Athletes work to overcome knee injuries


Kaitlyn Neel

Head athletic trainer Daniel Scalia looks over the right knee of senior Bailey Ricker during the girls soccer game against Porter on March 3. Ricker tore her ACL in her right knee during her sophomore year.

Krisslyn Boyles, Special Contributor

Athletes often play through a number of injuries, but damage to knees often sideline them. Anterior cruciate ligament (ACL) tears require a recovery of six to 12 months.

During the football season, junior Luke Allsen went in for a tackle and he tore his ACL.

Defensive lineman Luke Allsen, 11, gets wrapped up by head athletic trainer Daniel Scalia during the final half of the game against Port Arthur. Allsen is still recovering from a torn ACL and will likely miss most of his senior season. (James Pham)

“I was running to tackle the quarterback, and then he changed directions and I tried to change with him but my ACL didn’t,” Allsen said.

In the past two years, the athletic trainers have worked with about 12 athletes who have torn their ACLs. Allsen still has almost nine months until he is cleared to play football, which will force him to miss most of his senior season. 

Senior Bailey Ricker tore her ACL during a club soccer game her sophomore year. She returned to soccer last year and is playing without a brace this season.

“Me and this girl were both going for the ball and then we bodied each other and destruction happened,” Ricker said.

Ricker’s recovery time was about six months.

“The first three months were the hardest part because you can’t even walk and you have to reteach yourself how to,” Ricker said. “It is the most humbling thing ever.”

Assistant athletic trainer Jonathan Stoneman has had experience with ACL injuries and works with athletes during the recovery process.

“Because of how dynamic sports are, cutting across laterally is usually what causes that twist in the knee,” Stoneman said.

When there is a knee injury, Stoneman tries to see if the athlete heard a pop and then does a test on the ACL.

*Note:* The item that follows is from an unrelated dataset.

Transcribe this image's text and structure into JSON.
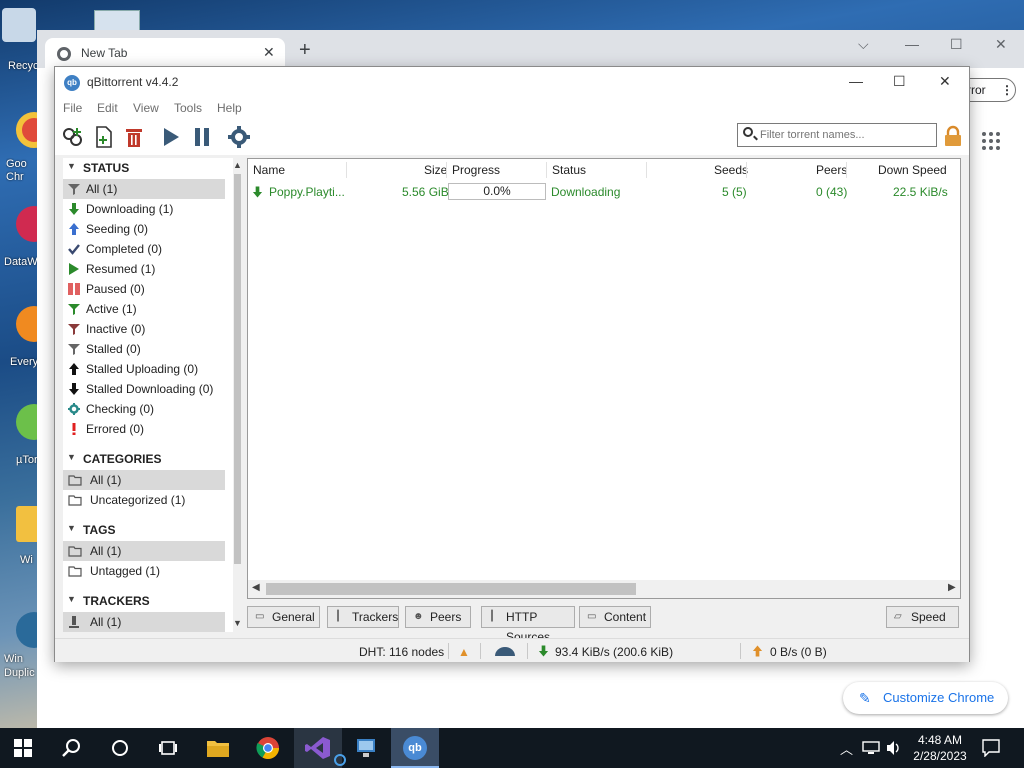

“If your feet are planted and your whole body twists, that is just going to send a lot of force to the knee, especially the MCL and ACL,” Stoneman said. “If jumpers aren’t jumping with proper form, those knees start to cave in [and can cause an ACL tear.]”

Stoneman said they have dealt more with the medial collateral ligament (MCL) tears this year than ACL tears.

“With MCL, you can usually come back a lot quicker because MCLs are only responsible for medial force of stability,” Stoneman said. “All the muscles have to be firing, working together in unison to help protect it.”

Stoneman encourages people who are going through recovery to stay focused. Consistency on coming in and taking ownership of your injury is important when recovering.

Allsen said seeking the help of doctors and trainers is key.

“Don’t try to tough it out, it will make it worse for the long run,” Allsen said.